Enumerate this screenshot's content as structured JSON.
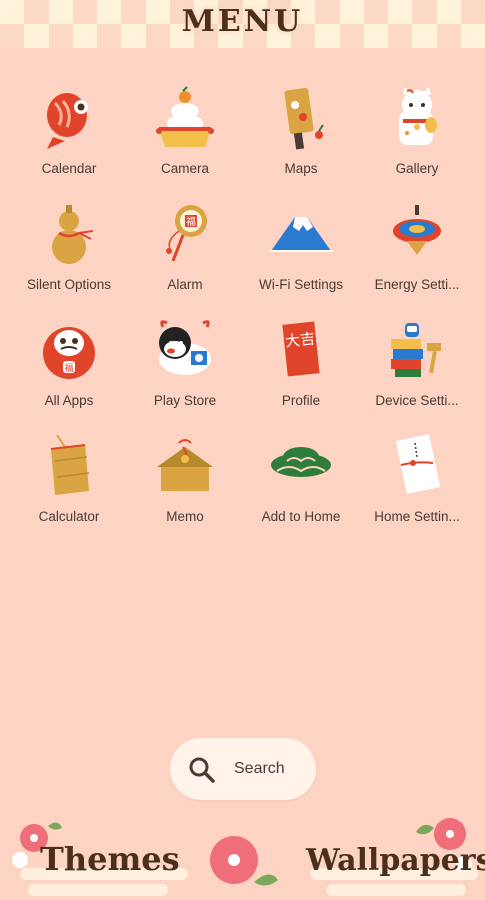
{
  "header": {
    "title": "MENU"
  },
  "apps": [
    {
      "label": "Calendar",
      "icon": "sea-bream-icon"
    },
    {
      "label": "Camera",
      "icon": "kagami-mochi-icon"
    },
    {
      "label": "Maps",
      "icon": "hagoita-paddle-icon"
    },
    {
      "label": "Gallery",
      "icon": "lucky-cat-icon"
    },
    {
      "label": "Silent Options",
      "icon": "gourd-icon"
    },
    {
      "label": "Alarm",
      "icon": "drum-rattle-icon"
    },
    {
      "label": "Wi-Fi Settings",
      "icon": "mount-fuji-icon"
    },
    {
      "label": "Energy Setti...",
      "icon": "spinning-top-icon"
    },
    {
      "label": "All Apps",
      "icon": "daruma-icon"
    },
    {
      "label": "Play Store",
      "icon": "ox-icon"
    },
    {
      "label": "Profile",
      "icon": "kanji-plaque-icon"
    },
    {
      "label": "Device Setti...",
      "icon": "daruma-otoshi-icon"
    },
    {
      "label": "Calculator",
      "icon": "straw-bag-icon"
    },
    {
      "label": "Memo",
      "icon": "ema-plaque-icon"
    },
    {
      "label": "Add to Home",
      "icon": "pine-icon"
    },
    {
      "label": "Home Settin...",
      "icon": "envelope-icon"
    }
  ],
  "search": {
    "label": "Search"
  },
  "bottom": {
    "themes": "Themes",
    "wallpapers": "Wallpapers"
  },
  "fuku_kanji": "福",
  "profile_kanji": "大吉",
  "colors": {
    "background": "#fdd3c3",
    "title": "#4a2f1a",
    "red": "#e0452b",
    "gold": "#d9a441"
  }
}
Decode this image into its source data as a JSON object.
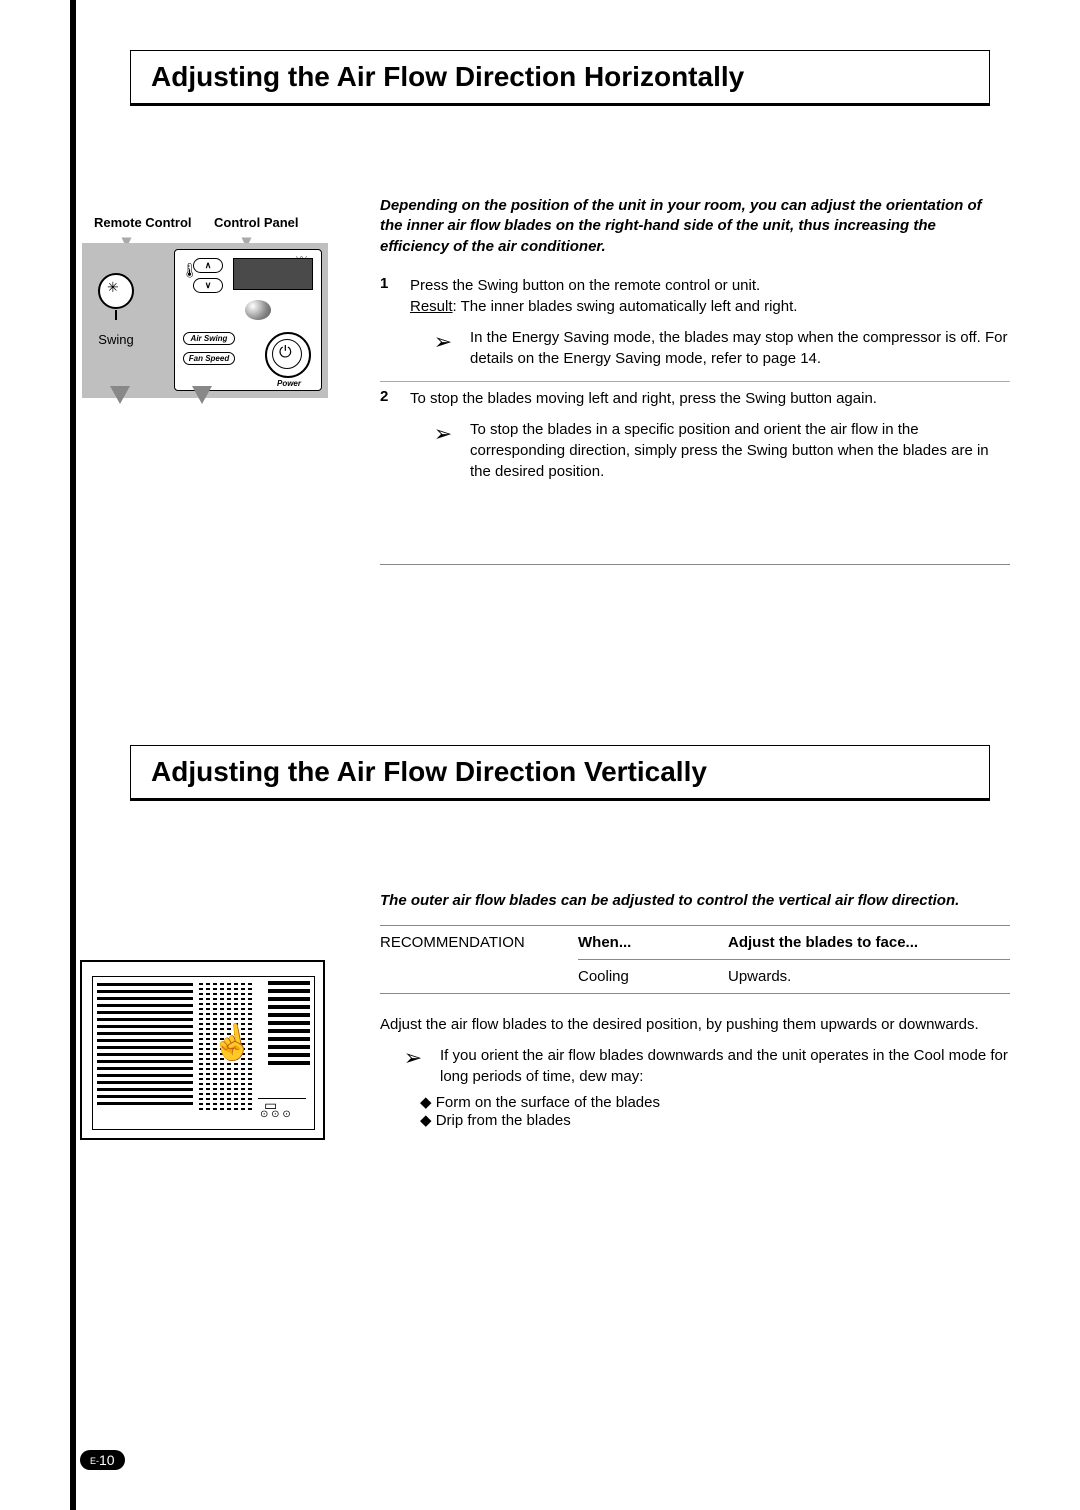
{
  "section1": {
    "title": "Adjusting the Air Flow Direction Horizontally",
    "labels": {
      "remote_control": "Remote Control",
      "control_panel": "Control Panel",
      "swing": "Swing",
      "air_swing": "Air Swing",
      "fan_speed": "Fan Speed",
      "power": "Power"
    },
    "intro": "Depending on the position of the unit in your room, you can adjust the orientation of the inner air flow blades on the right-hand side of the unit, thus increasing the efficiency of the air conditioner.",
    "step1_num": "1",
    "step1_text": "Press the Swing button on the remote control or unit.",
    "step1_result_label": "Result",
    "step1_result_text": ":   The inner blades swing automatically left and right.",
    "note1": "In the Energy Saving mode, the blades may stop when the compressor is off. For details on the Energy Saving mode, refer to page 14.",
    "step2_num": "2",
    "step2_text": "To stop the blades moving left and right, press the Swing button again.",
    "note2": "To stop the blades in a specific position and orient the air flow in the corresponding direction, simply press the Swing button when the blades are in the desired position."
  },
  "section2": {
    "title": "Adjusting the Air Flow Direction Vertically",
    "intro": "The outer air flow blades can be adjusted to control the vertical air flow direction.",
    "rec_label": "RECOMMENDATION",
    "col_when": "When...",
    "col_adjust": "Adjust the blades to face...",
    "row_when": "Cooling",
    "row_adjust": "Upwards.",
    "adjust_line": "Adjust the air flow blades to the desired position, by pushing them upwards or downwards.",
    "warn": "If you orient the air flow blades downwards and the unit operates in the Cool mode for long periods of time, dew may:",
    "bullet1": "Form on the surface of the blades",
    "bullet2": "Drip from the blades"
  },
  "page_number_prefix": "E-",
  "page_number": "10"
}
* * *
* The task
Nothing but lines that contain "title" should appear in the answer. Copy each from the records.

* Exercise output
    "title": "MENU"
    "title": "#4a2f1a",
    "title": "Adjusting the Air Flow Direction Horizontally",
    "title": "Adjusting the Air Flow Direction Vertically",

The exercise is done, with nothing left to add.